On 14th Feb 2011 TiVo announced to the UK that it would no-longer be providing Guide information to UK Series 1 TiVo owners, read the blog post in full here.
A replacement for beloved TiVo had to be found. After much searching of the net, it was decided that a 500GB and 1TB models offering twin tuners for simultaneous recording and viewing or multiple recordings.would be TiVo’s successor. Available in both
To found out how we got on after the delivery arrived please click to read the full article.
Un-boxing was uneventful, with the product well packaged, included in the box
- HDR-Fox T2 Unit
- HDMI Lead
- Scart Lead
- Remote Control
- 2 AAA Batteries
Installation was carried out with relative ease, thebeing the last on the chain of aerial connections, and an HDMI connection to the 32″ LCD Tv.
Switching on, you’re presented with an installation wizard, this wizard takes you through basic configuration, and then begins to scan for available Freeview channels. Upon completion it reported that there were 111 TV channels and 52 radio channels available. Ok, so more that you would expect, but we’re located in a region that can receive signals from both Sutton Coldfield, and The Wrekin transmitters. No problem I though, both our existing STB and TV don’t have any issue with this.
First impressions of the guide were good, easy to navigate, good program information, the 8 day EPG seems a little limiting after having over 2 weeks available on the TiVo. Picture quality was certainly better than the TiVo as you might expect. Colours more vibrant, definitely fewer artifacts from the multiple conversions processes in the TiVo setup (more on this in an upcoming post).

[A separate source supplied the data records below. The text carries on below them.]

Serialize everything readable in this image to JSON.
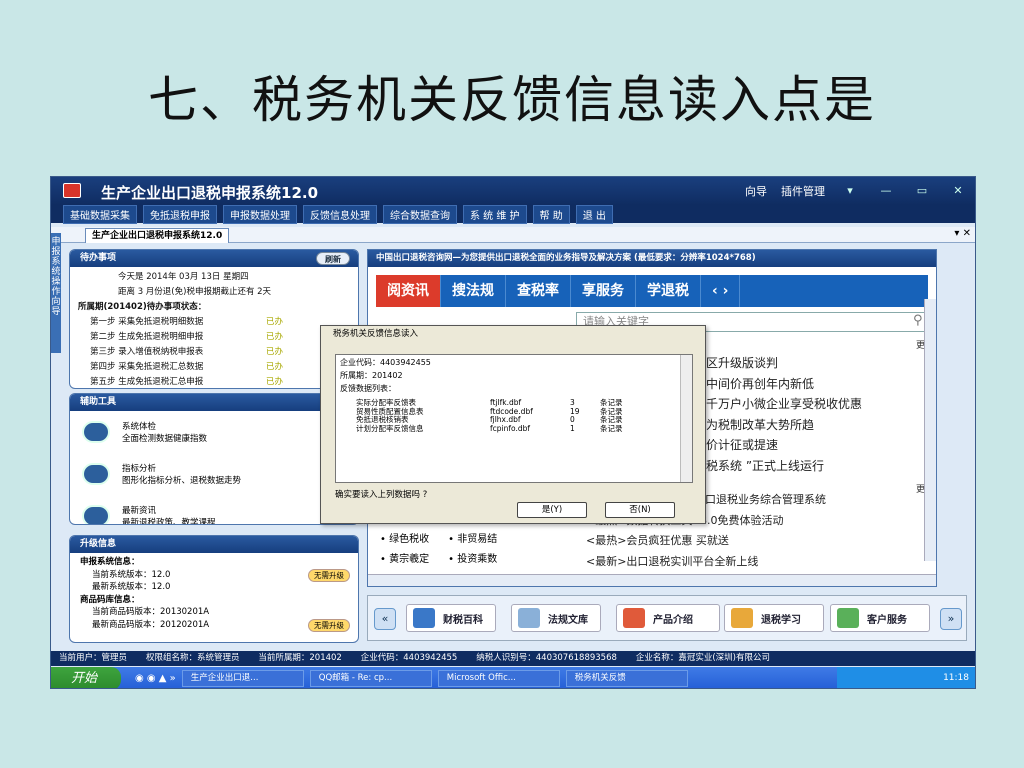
{
  "slide": {
    "title": "七、税务机关反馈信息读入点是"
  },
  "app": {
    "title": "生产企业出口退税申报系统12.0",
    "top_right": [
      "向导",
      "插件管理"
    ],
    "window_controls": [
      "▾",
      "—",
      "▭",
      "✕"
    ],
    "menu": [
      "基础数据采集",
      "免抵退税申报",
      "申报数据处理",
      "反馈信息处理",
      "综合数据查询",
      "系 统 维 护",
      "帮 助",
      "退 出"
    ],
    "doc_tab": "生产企业出口退税申报系统12.0",
    "doc_ctrl": "▾ ✕",
    "vertical_tab": "申报系统操作向导"
  },
  "todo": {
    "title": "待办事项",
    "refresh": "刷新",
    "date_line": "今天是 2014年 03月 13日 星期四",
    "deadline_line": "距离 3 月份退(免)税申报期截止还有 2天",
    "period": "所属期(201402)待办事项状态：",
    "steps": [
      {
        "label": "第一步  采集免抵退税明细数据",
        "status": "已办"
      },
      {
        "label": "第二步  生成免抵退税明细申报",
        "status": "已办"
      },
      {
        "label": "第三步  录入增值税纳税申报表",
        "status": "已办"
      },
      {
        "label": "第四步  采集免抵退税汇总数据",
        "status": "已办"
      },
      {
        "label": "第五步  生成免抵退税汇总申报",
        "status": "已办"
      }
    ]
  },
  "tools": {
    "title": "辅助工具",
    "items": [
      {
        "name": "系统体检",
        "desc": "全面检测数据健康指数",
        "link": "查"
      },
      {
        "name": "指标分析",
        "desc": "图形化指标分析、退税数据走势",
        "link": "查"
      },
      {
        "name": "最新资讯",
        "desc": "最新退税政策、教学课程",
        "link": "查"
      }
    ]
  },
  "upgrade": {
    "title": "升级信息",
    "sys_head": "申报系统信息：",
    "cur_sys": "当前系统版本：12.0",
    "latest_sys": "最新系统版本：12.0",
    "tag1": "无需升级",
    "code_head": "商品码库信息：",
    "cur_code": "当前商品码版本：20130201A",
    "latest_code": "最新商品码版本：20120201A",
    "tag2": "无需升级"
  },
  "right": {
    "header": "中国出口退税咨询网—为您提供出口退税全面的业务指导及解决方案 (最低要求：分辨率1024*768)",
    "tabs": [
      "阅资讯",
      "搜法规",
      "查税率",
      "享服务",
      "学退税"
    ],
    "search_placeholder": "请输入关键字",
    "more": "更多",
    "news1": [
      "贸区升级版谈判",
      "率中间价再创年内新低",
      "过千万户小微企业享受税收优惠",
      "成为税制改革大势所趋",
      "人价计征或提速",
      "办税系统 ”正式上线运行"
    ],
    "news2": [
      "出口退税业务综合管理系统",
      "<最热>数据转换工具V8.0免费体验活动",
      "<最热>会员疯狂优惠 买就送",
      "<最新>出口退税实训平台全新上线"
    ],
    "left_links": [
      [
        "绿色税收",
        "非贸易结"
      ],
      [
        "黄宗羲定",
        "投资乘数"
      ]
    ]
  },
  "toolbar": [
    "财税百科",
    "法规文库",
    "产品介绍",
    "退税学习",
    "客户服务"
  ],
  "status": {
    "user": "当前用户：管理员",
    "group": "权限组名称：系统管理员",
    "period": "当前所属期：201402",
    "code": "企业代码：4403942455",
    "taxno": "纳税人识别号：440307618893568",
    "company": "企业名称：嘉冠实业(深圳)有限公司"
  },
  "taskbar": {
    "start": "开始",
    "tasks": [
      "生产企业出口退...",
      "QQ邮箱 - Re: cp...",
      "Microsoft Offic...",
      "税务机关反馈"
    ],
    "time": "11:18"
  },
  "dialog": {
    "title": "税务机关反馈信息读入",
    "code": "企业代码：4403942455",
    "period": "所属期：201402",
    "list_head": "反馈数据列表：",
    "rows": [
      [
        "实际分配率反馈表",
        "ftjlfk.dbf",
        "3",
        "条记录"
      ],
      [
        "贸易性质配置信息表",
        "ftdcode.dbf",
        "19",
        "条记录"
      ],
      [
        "免抵退税核销表",
        "fjlhx.dbf",
        "0",
        "条记录"
      ],
      [
        "计划分配率反馈信息",
        "fcpinfo.dbf",
        "1",
        "条记录"
      ]
    ],
    "question": "确实要读入上列数据吗 ?",
    "yes": "是(Y)",
    "no": "否(N)"
  }
}
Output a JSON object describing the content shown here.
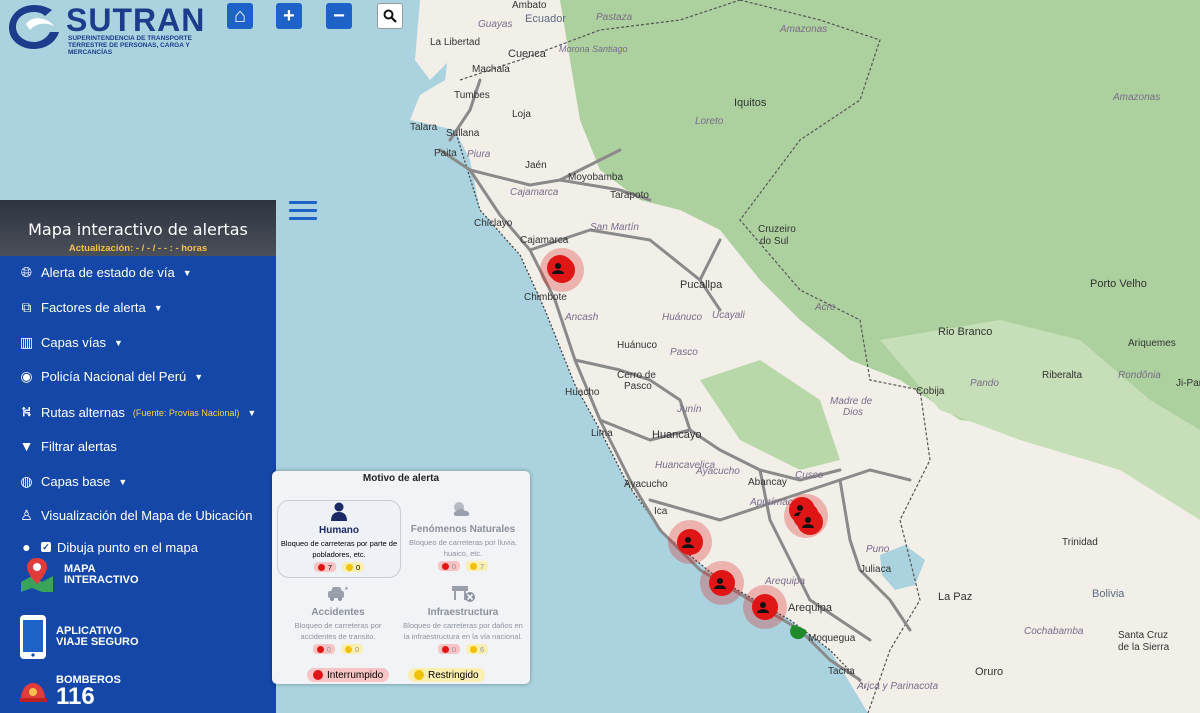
{
  "header": {
    "logo_name": "SUTRAN",
    "logo_subtitle": "SUPERINTENDENCIA DE TRANSPORTE TERRESTRE DE PERSONAS, CARGA Y MERCANCÍAS",
    "buttons": {
      "home": "⌂",
      "zoom_in": "+",
      "zoom_out": "−",
      "search": "⚲"
    }
  },
  "panel": {
    "title": "Mapa interactivo de alertas",
    "update": "Actualización: - / - / - - : - horas",
    "menu": [
      {
        "icon": "globe-icon",
        "label": "Alerta de estado de vía"
      },
      {
        "icon": "binoculars-icon",
        "label": "Factores de alerta"
      },
      {
        "icon": "map-icon",
        "label": "Capas vías"
      },
      {
        "icon": "eye-icon",
        "label": "Policía Nacional del Perú"
      },
      {
        "icon": "route-icon",
        "label": "Rutas alternas",
        "note": "(Fuente: Provias Nacional)"
      },
      {
        "icon": "filter-icon",
        "label": "Filtrar alertas"
      },
      {
        "icon": "globe-americas-icon",
        "label": "Capas base"
      },
      {
        "icon": "street-view-icon",
        "label": "Visualización del Mapa de Ubicación"
      },
      {
        "icon": "map-marker-icon",
        "label": "Dibuja punto en el mapa"
      }
    ],
    "promos": [
      {
        "line1": "MAPA",
        "line2": "INTERACTIVO"
      },
      {
        "line1": "APLICATIVO",
        "line2": "VIAJE SEGURO"
      },
      {
        "line1": "BOMBEROS",
        "line2": "116"
      }
    ]
  },
  "legend": {
    "title": "Motivo de alerta",
    "cells": [
      {
        "label": "Humano",
        "desc": "Bloqueo de carreteras por parte de pobladores, etc.",
        "red": "7",
        "yellow": "0"
      },
      {
        "label": "Fenómenos Naturales",
        "desc": "Bloqueo de carreteras por lluvia, huaico, etc.",
        "red": "0",
        "yellow": "7"
      },
      {
        "label": "Accidentes",
        "desc": "Bloqueo de carreteras por accidentes de transito.",
        "red": "0",
        "yellow": "0"
      },
      {
        "label": "Infraestructura",
        "desc": "Bloqueo de carreteras por daños en la infraestructura en la vía nacional.",
        "red": "0",
        "yellow": "6"
      }
    ],
    "status": {
      "interrupted": "Interrumpido",
      "restricted": "Restringido"
    }
  },
  "map": {
    "colors": {
      "sea": "#aad3df",
      "land": "#f2efe9",
      "forest": "#add19e",
      "road": "#8a8a8a",
      "alert": "#e01616",
      "ok": "#1e8a2a"
    },
    "places": [
      "Ambato",
      "Ecuador",
      "Pastaza",
      "La Libertad",
      "Guayas",
      "Cuenca",
      "Morona Santiago",
      "Amazonas",
      "Machala",
      "Tumbes",
      "Loja",
      "Iquitos",
      "Talara",
      "Sullana",
      "Paita",
      "Piura",
      "Loreto",
      "Jaén",
      "Moyobamba",
      "Tarapoto",
      "Cajamarca",
      "Chiclayo",
      "San Martín",
      "Cruzeiro do Sul",
      "Chimbote",
      "Pucallpa",
      "Acre",
      "Porto Velho",
      "Ancash",
      "Huánuco",
      "Ucayali",
      "Rio Branco",
      "Huánuco",
      "Pasco",
      "Cerro de Pasco",
      "Huacho",
      "Riberalta",
      "Pando",
      "Madre de Dios",
      "Cobija",
      "Lima",
      "Huancayo",
      "Junín",
      "Huancavelica",
      "Cusco",
      "Abancay",
      "Ayacucho",
      "Apurímac",
      "Ica",
      "Puno",
      "Juliaca",
      "Arequipa",
      "La Paz",
      "Trinidad",
      "Moquegua",
      "Bolivia",
      "Tacna",
      "Cochabamba",
      "Santa Cruz de la Sierra",
      "Oruro",
      "Arica y Parinacota",
      "Amazonas",
      "Rondônia",
      "Ariquemes",
      "Ji-Paraná"
    ]
  }
}
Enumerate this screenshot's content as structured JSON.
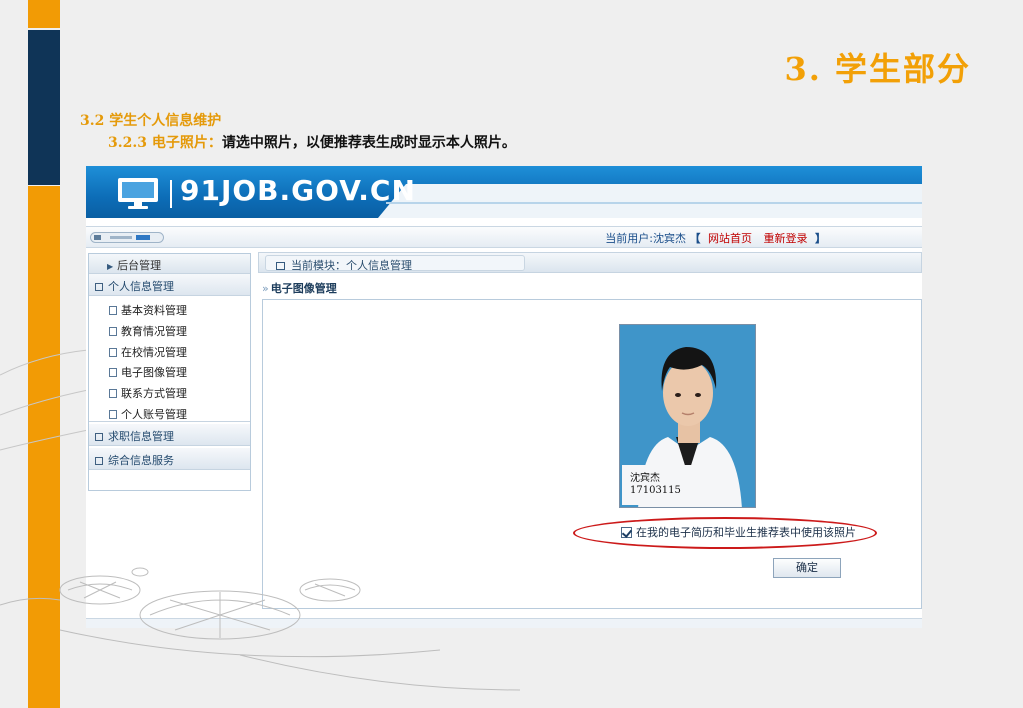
{
  "slide": {
    "title": "3. 学生部分",
    "section": "3.2 学生个人信息维护",
    "subsection_label": "3.2.3 电子照片：",
    "subsection_desc": "请选中照片，以便推荐表生成时显示本人照片。"
  },
  "colors": {
    "accent_orange": "#f29b05",
    "navy": "#0f3457",
    "banner_blue": "#0d6db7",
    "link_red": "#c00000",
    "highlight_ellipse": "#cc1a1a"
  },
  "app": {
    "logo_text": "91JOB.GOV.CN",
    "user_label": "当前用户:沈宾杰",
    "bracket_open": "【",
    "bracket_close": "】",
    "home_link": "网站首页",
    "relogin_link": "重新登录"
  },
  "sidebar": {
    "header": "后台管理",
    "groups": [
      {
        "label": "个人信息管理",
        "items": [
          "基本资料管理",
          "教育情况管理",
          "在校情况管理",
          "电子图像管理",
          "联系方式管理",
          "个人账号管理"
        ]
      },
      {
        "label": "求职信息管理"
      },
      {
        "label": "综合信息服务"
      }
    ]
  },
  "main": {
    "module": "当前模块：个人信息管理",
    "page_title": "电子图像管理",
    "photo_caption_name": "沈宾杰",
    "photo_caption_id": "17103115",
    "checkbox_label": "在我的电子简历和毕业生推荐表中使用该照片",
    "checkbox_checked": true,
    "confirm_button": "确定"
  }
}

Recording of the program currently being viewed a simple process of hitting the record button, nothing could be simpler. Navigation of the menu to find the recorded program, again child’s play, as proved by our oldest.
So thewas given the task of recording a couple of programs in the evening, and overnight, what could possibly go wrong ?
Well everything, on inspection in the morning, both programs had failed to record with the rather unhelpful “Unable to Track Program” highlighted by a nice lightening symbol next to the recording, and a recorded length of 0 minutes. After a short period scouring the internet for solutions, it was decided that a firmware update should be carried out, (details to follow) , the box rebooted, and the test repeated.
Again, the same result, that fateful message “Unable to Track Program”. Things weren’t looking too good for the future ofoccupying TiVo’s spot in the AV cabinet. Back to the internet to try and find a resolution to the problem, and save the from being returned.
A couple of hours, the only explanation of the cause of the missed recordings was that having the same channel present from multiple sources was causing the failure. The solution, to manually tune so only one transmitter was being used, and no channel duplication was occurring.
An hour later, and after extensive use of several website, each of the six current Freeview muxes was tuned into the. With no duplication of TV or radio channels, and the all muxes reporting 100% quality, and varying signal strengths. The was once again tasked with recording multiple channels.
The result, a resounding success!
That was 3 days ago now, and life with theis looking good, no missed recordings, not too many “but TiVo did it this way” comments from other members of the family. So would I recommend it, based on all of the above, yes. For 90% of consumers it will just work out of the box no questions asked. We’re looking forward to April 20th when the digital switchover is complete here, we’ll then have Freeview HD, although it does mean that the will have to be re-tuned at least once more, but it’s a known process.
The firmware update brought with it thePortal, which includes iPlayer, as yet it’s not been tested, neither have the other multimedia features of the , but watch this space.